While it may seem like anger could spur employees to quit, new research revealed that, in some cases, it actually does the opposite.
According to a study recently published in the Academy of Management Journal, when employees who identify well with their employer face job issues, it often decreases their intention to leave: They are more motivated to stick around and improve their situation, rather than storming out in a fury.
However, when employees' identity with their company is low, they are more likely to quit when job situations anger them, the study found.
The researchers discovered that employees who identify well with their organization tend to blame themselves, rather than their employer, for anger over job issues, because their employer is part of what defines them. Thus, these employees are less likely to respond to these feelings of anger by disengaging, the study found. [See Related Story: Your Best Employee Just Quit ... Now What?]
Jochen Menges, a lecturer at the University of Cambridge's Judge Business School in the United Kingdom and a professor at WHU – Otto Beisheim School of Management in Germany, said the study shows that it is ill-advised for employers to broadly characterize specific emotions as beneficial or detrimental to their company.
"The study suggests that company policies that are designed to promote positive emotions or minimize negative emotions may, in fact, not have the intended effect," Menges said in a statement. "So rather than seeking to suppress certain workplace emotions, companies should instead adopt practices that seek to encourage greater organizational identification."
For the study, researchers examined 135 employees in the United States and Europe who worked for a large company in the pilot training and certification business. Over a one-year period, the employees were surveyed about their intentions to leave or remain with the company, and about general organization issues, such as schedule and pay. In addition, the researchers asked the employees about specific matters related to the job, such as events that made them feel good or disrespected at their job, as well as instances that made them feel close to their co-workers.
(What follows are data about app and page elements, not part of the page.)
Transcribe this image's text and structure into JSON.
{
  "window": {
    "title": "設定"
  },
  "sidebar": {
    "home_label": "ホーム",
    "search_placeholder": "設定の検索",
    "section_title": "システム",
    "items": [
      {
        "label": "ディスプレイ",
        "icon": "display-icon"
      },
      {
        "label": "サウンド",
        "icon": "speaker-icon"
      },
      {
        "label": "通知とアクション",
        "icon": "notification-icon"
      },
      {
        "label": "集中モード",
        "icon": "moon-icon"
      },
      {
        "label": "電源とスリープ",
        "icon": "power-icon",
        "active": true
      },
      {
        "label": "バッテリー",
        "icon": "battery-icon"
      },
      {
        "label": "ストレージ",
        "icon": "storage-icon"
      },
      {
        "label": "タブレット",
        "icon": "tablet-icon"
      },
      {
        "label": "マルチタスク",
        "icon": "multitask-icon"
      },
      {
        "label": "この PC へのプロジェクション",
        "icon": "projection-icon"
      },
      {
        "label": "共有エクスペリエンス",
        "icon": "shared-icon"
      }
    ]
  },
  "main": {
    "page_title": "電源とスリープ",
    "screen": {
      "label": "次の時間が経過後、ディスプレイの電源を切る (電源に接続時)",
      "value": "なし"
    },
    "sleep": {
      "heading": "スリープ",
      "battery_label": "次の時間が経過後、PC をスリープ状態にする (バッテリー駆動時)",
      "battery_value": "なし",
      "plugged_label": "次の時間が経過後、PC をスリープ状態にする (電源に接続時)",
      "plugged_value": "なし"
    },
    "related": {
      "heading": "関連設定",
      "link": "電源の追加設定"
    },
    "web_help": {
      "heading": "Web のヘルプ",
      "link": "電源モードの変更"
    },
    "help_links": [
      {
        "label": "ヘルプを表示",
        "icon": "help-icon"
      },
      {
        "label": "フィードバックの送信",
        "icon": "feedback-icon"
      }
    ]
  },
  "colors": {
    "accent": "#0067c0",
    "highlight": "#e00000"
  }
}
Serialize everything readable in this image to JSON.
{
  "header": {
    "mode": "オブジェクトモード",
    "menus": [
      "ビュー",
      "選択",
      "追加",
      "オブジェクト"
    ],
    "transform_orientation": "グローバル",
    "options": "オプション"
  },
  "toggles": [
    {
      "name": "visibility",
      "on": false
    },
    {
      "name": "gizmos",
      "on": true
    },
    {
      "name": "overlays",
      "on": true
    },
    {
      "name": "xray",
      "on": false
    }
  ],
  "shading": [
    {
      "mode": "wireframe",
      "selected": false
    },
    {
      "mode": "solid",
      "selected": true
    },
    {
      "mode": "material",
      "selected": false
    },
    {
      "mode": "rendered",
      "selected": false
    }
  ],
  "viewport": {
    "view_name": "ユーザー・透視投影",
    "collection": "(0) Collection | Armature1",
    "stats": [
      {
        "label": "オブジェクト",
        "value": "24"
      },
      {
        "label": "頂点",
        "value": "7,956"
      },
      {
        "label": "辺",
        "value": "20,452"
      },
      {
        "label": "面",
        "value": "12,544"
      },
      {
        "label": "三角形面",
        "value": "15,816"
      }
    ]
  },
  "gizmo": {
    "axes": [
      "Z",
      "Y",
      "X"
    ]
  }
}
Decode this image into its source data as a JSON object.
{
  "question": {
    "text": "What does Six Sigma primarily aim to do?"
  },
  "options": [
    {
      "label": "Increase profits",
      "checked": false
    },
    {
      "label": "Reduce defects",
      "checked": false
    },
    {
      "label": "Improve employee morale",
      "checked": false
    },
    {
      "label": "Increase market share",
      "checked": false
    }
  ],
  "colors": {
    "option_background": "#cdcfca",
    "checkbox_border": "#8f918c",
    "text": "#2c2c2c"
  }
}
Six months after their final survey, the researchers analyzed actual staff turnover. They found a significant correlation between the number of employees intending to leave the company and the actual staff turnover.
In addition to anger, the research looked at feelings of guilt and pride. Similar to what they discovered with anger, the study's authors found negatives with positive emotions and positives with negative emotions in some employees. For example, although pride usually encourages employees to remain at a company, for workers lacking work-related identifications, a feeling of pride made them more likely to consider quitting.
The study was co-authored by Samantha Conroy, an assistant professor at Colorado State University, and William Becker, an assistant professor at Texas Christian University.